Segment Start: Data in this exercise

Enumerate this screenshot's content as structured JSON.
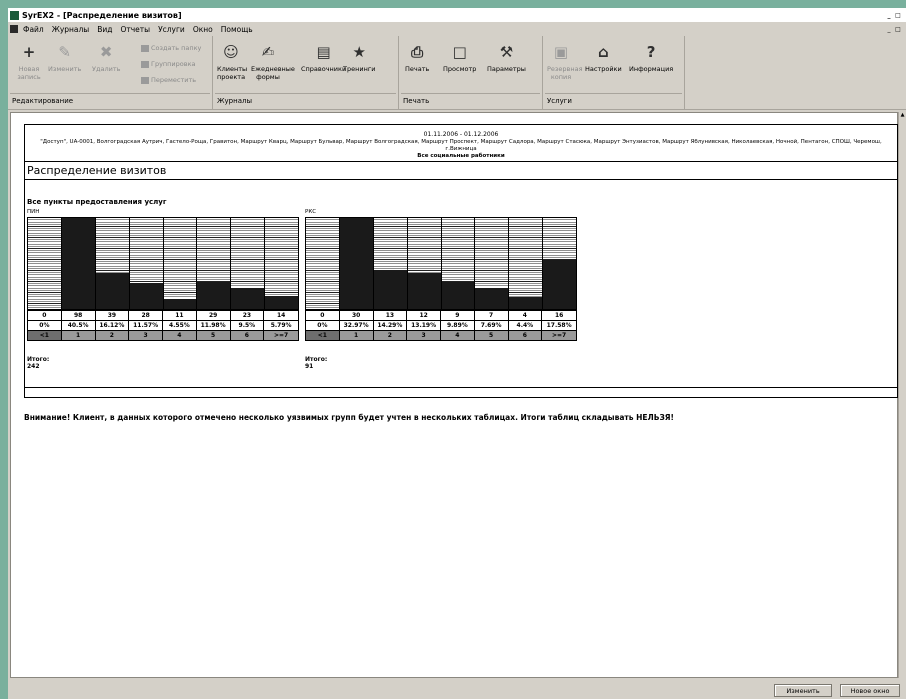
{
  "window": {
    "title": "SyrEX2 - [Распределение визитов]"
  },
  "menu": [
    "Файл",
    "Журналы",
    "Вид",
    "Отчеты",
    "Услуги",
    "Окно",
    "Помощь"
  ],
  "ribbon": {
    "groups": [
      "Редактирование",
      "Журналы",
      "Печать",
      "Услуги"
    ],
    "new_record": "Новая запись",
    "edit": "Изменить",
    "delete": "Удалить",
    "create_folder": "Создать папку",
    "group": "Группировка",
    "move": "Переместить",
    "project_clients": "Клиенты проекта",
    "daily_forms": "Ежедневные формы",
    "references": "Справочники",
    "trainings": "Тренинги",
    "print": "Печать",
    "preview": "Просмотр",
    "params": "Параметры",
    "backup": "Резервная копия",
    "settings": "Настройки",
    "info": "Информация"
  },
  "report": {
    "date_range": "01.11.2006 - 01.12.2006",
    "filter": "\"Доступ\", UA-0001, Волгоградская Аутрич, Гастело-Роща, Гравитон, Маршрут Кварц, Маршрут Бульвар, Маршрут Волгоградская, Маршрут Проспект, Маршрут Садлора, Маршрут Стасюка, Маршрут Энтузиастов, Маршрут Яблунивская, Николаевская, Ночной, Пентагон, СПОШ, Черемош, г.Вижница",
    "subtitle": "Все социальные работники",
    "title": "Распределение визитов",
    "section": "Все пункты предоставления услуг"
  },
  "chart_data": [
    {
      "type": "bar",
      "title": "ПИН",
      "categories": [
        "<1",
        "1",
        "2",
        "3",
        "4",
        "5",
        "6",
        ">=7"
      ],
      "values": [
        0,
        98,
        39,
        28,
        11,
        29,
        23,
        14
      ],
      "percents": [
        "0%",
        "40.5%",
        "16.12%",
        "11.57%",
        "4.55%",
        "11.98%",
        "9.5%",
        "5.79%"
      ],
      "total": "Итого: 242"
    },
    {
      "type": "bar",
      "title": "РКС",
      "categories": [
        "<1",
        "1",
        "2",
        "3",
        "4",
        "5",
        "6",
        ">=7"
      ],
      "values": [
        0,
        30,
        13,
        12,
        9,
        7,
        4,
        16
      ],
      "percents": [
        "0%",
        "32.97%",
        "14.29%",
        "13.19%",
        "9.89%",
        "7.69%",
        "4.4%",
        "17.58%"
      ],
      "total": "Итого: 91"
    }
  ],
  "warning": "Внимание! Клиент, в данных которого отмечено несколько уязвимых групп будет учтен в нескольких таблицах. Итоги таблиц складывать НЕЛЬЗЯ!",
  "status": {
    "change_btn": "Изменить",
    "new_window_btn": "Новое окно"
  },
  "colors": {
    "desktop": "#79b09d",
    "chrome": "#d4d0c8",
    "bar_fill": "#1a1a1a"
  }
}
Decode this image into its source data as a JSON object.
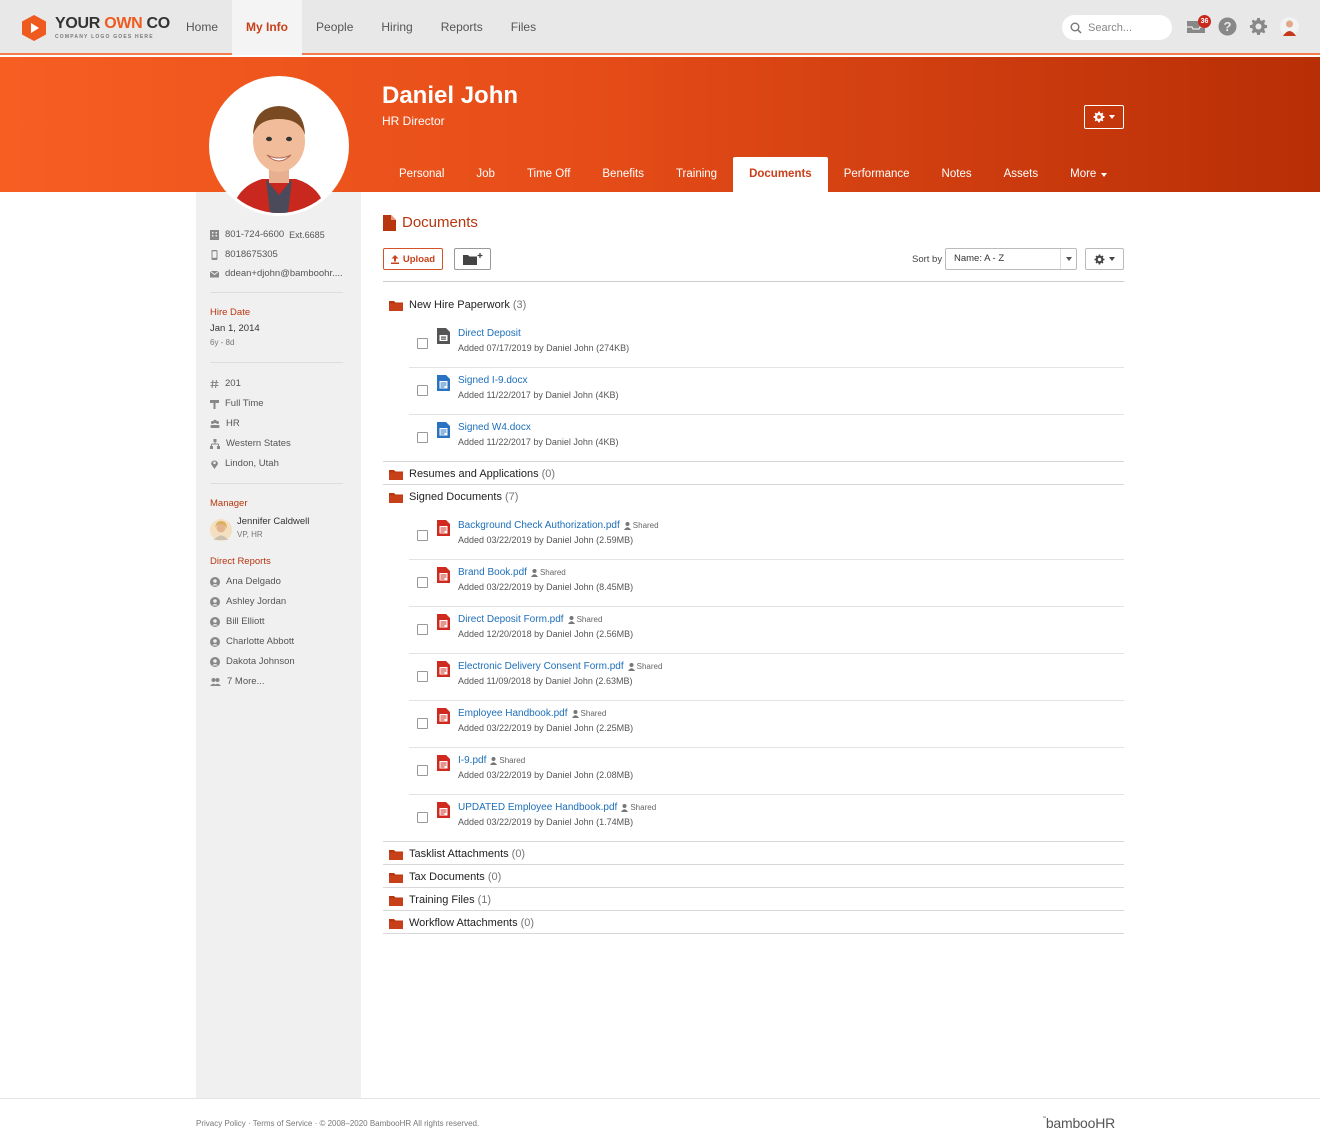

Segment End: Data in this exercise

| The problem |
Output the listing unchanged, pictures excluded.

| Written response |
Enumerate this screenshot's content as structured JSON.
{
  "window": {
    "title": "SyrEX2 - [Распределение визитов]"
  },
  "menu": [
    "Файл",
    "Журналы",
    "Вид",
    "Отчеты",
    "Услуги",
    "Окно",
    "Помощь"
  ],
  "ribbon": {
    "groups": [
      "Редактирование",
      "Журналы",
      "Печать",
      "Услуги"
    ],
    "new_record": "Новая запись",
    "edit": "Изменить",
    "delete": "Удалить",
    "create_folder": "Создать папку",
    "group": "Группировка",
    "move": "Переместить",
    "project_clients": "Клиенты проекта",
    "daily_forms": "Ежедневные формы",
    "references": "Справочники",
    "trainings": "Тренинги",
    "print": "Печать",
    "preview": "Просмотр",
    "params": "Параметры",
    "backup": "Резервная копия",
    "settings": "Настройки",
    "info": "Информация"
  },
  "report": {
    "date_range": "01.11.2006 - 01.12.2006",
    "filter": "\"Доступ\", UA-0001, Волгоградская Аутрич, Гастело-Роща, Гравитон, Маршрут Кварц, Маршрут Бульвар, Маршрут Волгоградская, Маршрут Проспект, Маршрут Садлора, Маршрут Стасюка, Маршрут Энтузиастов, Маршрут Яблунивская, Николаевская, Ночной, Пентагон, СПОШ, Черемош, г.Вижница",
    "subtitle": "Все социальные работники",
    "title": "Распределение визитов",
    "section": "Все пункты предоставления услуг"
  },
  "chart_data": [
    {
      "type": "bar",
      "title": "ПИН",
      "categories": [
        "<1",
        "1",
        "2",
        "3",
        "4",
        "5",
        "6",
        ">=7"
      ],
      "values": [
        0,
        98,
        39,
        28,
        11,
        29,
        23,
        14
      ],
      "percents": [
        "0%",
        "40.5%",
        "16.12%",
        "11.57%",
        "4.55%",
        "11.98%",
        "9.5%",
        "5.79%"
      ],
      "total": "Итого: 242"
    },
    {
      "type": "bar",
      "title": "РКС",
      "categories": [
        "<1",
        "1",
        "2",
        "3",
        "4",
        "5",
        "6",
        ">=7"
      ],
      "values": [
        0,
        30,
        13,
        12,
        9,
        7,
        4,
        16
      ],
      "percents": [
        "0%",
        "32.97%",
        "14.29%",
        "13.19%",
        "9.89%",
        "7.69%",
        "4.4%",
        "17.58%"
      ],
      "total": "Итого: 91"
    }
  ],
  "warning": "Внимание! Клиент, в данных которого отмечено несколько уязвимых групп будет учтен в нескольких таблицах. Итоги таблиц складывать НЕЛЬЗЯ!",
  "status": {
    "change_btn": "Изменить",
    "new_window_btn": "Новое окно"
  },
  "colors": {
    "desktop": "#79b09d",
    "chrome": "#d4d0c8",
    "bar_fill": "#1a1a1a"
  }
}
Decode this image into its source data as a JSON object.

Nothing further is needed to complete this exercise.